• PROBLEM STATEMENT:
For every line in the records below that holds "icon", make a copy.

• DATA FOR THIS TASK:

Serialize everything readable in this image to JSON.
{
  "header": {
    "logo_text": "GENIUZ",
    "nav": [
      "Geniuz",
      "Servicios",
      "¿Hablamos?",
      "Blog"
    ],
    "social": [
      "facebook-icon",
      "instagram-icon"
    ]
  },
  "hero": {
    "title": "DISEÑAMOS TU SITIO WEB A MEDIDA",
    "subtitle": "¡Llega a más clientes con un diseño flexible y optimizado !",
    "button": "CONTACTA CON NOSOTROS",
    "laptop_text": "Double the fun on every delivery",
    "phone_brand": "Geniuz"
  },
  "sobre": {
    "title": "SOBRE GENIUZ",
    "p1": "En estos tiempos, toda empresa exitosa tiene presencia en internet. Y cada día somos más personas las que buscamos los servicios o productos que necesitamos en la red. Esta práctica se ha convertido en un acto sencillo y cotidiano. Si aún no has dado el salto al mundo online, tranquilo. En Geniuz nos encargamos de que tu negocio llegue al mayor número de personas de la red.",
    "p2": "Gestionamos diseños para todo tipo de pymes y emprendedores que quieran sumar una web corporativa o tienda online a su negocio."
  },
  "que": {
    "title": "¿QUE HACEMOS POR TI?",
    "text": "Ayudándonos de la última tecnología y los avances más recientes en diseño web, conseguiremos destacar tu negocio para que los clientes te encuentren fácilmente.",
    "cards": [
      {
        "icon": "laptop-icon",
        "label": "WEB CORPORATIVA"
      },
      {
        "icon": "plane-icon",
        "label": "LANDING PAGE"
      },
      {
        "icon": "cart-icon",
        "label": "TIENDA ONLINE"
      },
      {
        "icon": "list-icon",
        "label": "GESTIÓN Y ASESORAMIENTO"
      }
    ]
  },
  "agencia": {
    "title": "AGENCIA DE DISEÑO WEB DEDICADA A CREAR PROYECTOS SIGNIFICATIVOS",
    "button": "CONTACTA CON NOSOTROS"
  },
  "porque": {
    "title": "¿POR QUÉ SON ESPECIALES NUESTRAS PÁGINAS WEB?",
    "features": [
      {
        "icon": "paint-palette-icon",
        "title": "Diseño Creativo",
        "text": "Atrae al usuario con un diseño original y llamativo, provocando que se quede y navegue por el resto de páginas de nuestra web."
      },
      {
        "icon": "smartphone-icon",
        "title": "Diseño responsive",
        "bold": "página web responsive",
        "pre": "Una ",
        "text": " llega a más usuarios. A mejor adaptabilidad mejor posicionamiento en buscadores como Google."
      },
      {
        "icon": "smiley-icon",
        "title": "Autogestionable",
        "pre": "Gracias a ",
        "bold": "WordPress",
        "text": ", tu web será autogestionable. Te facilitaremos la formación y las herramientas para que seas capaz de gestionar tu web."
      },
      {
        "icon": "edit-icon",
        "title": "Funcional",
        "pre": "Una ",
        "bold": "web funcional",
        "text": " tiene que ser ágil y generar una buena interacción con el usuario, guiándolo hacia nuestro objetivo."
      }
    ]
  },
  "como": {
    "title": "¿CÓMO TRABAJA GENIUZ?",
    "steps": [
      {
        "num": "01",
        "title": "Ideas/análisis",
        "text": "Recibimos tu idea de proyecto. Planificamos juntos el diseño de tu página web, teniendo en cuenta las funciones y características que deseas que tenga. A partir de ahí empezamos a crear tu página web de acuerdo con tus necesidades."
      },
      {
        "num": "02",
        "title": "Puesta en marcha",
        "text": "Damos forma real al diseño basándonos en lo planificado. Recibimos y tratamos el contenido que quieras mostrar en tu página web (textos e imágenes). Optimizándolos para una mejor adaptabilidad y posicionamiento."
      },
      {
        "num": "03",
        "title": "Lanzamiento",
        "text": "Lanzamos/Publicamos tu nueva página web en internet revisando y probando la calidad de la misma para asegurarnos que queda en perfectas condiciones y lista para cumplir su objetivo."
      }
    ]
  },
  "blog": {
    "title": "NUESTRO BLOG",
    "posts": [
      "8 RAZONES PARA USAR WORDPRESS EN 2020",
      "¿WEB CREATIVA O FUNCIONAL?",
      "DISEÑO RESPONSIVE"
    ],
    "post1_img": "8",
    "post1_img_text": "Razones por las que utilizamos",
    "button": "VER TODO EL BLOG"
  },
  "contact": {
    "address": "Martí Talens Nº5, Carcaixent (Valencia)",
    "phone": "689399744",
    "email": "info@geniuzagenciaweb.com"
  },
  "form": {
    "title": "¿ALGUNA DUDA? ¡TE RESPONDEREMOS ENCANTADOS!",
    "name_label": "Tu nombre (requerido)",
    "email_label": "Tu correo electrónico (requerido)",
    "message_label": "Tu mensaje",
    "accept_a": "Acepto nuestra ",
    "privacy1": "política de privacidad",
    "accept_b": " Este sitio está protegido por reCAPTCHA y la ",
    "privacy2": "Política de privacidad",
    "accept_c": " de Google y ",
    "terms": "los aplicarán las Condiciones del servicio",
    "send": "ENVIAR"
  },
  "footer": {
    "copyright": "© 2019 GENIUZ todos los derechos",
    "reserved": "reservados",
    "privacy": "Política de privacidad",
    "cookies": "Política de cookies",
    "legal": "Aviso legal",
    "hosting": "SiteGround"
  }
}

• PROBLEM SOLUTION:
      "facebook-icon",
      "instagram-icon"
        "icon": "laptop-icon",
        "icon": "plane-icon",
        "icon": "cart-icon",
        "icon": "list-icon",
        "icon": "paint-palette-icon",
        "icon": "smartphone-icon",
        "icon": "smiley-icon",
        "icon": "edit-icon",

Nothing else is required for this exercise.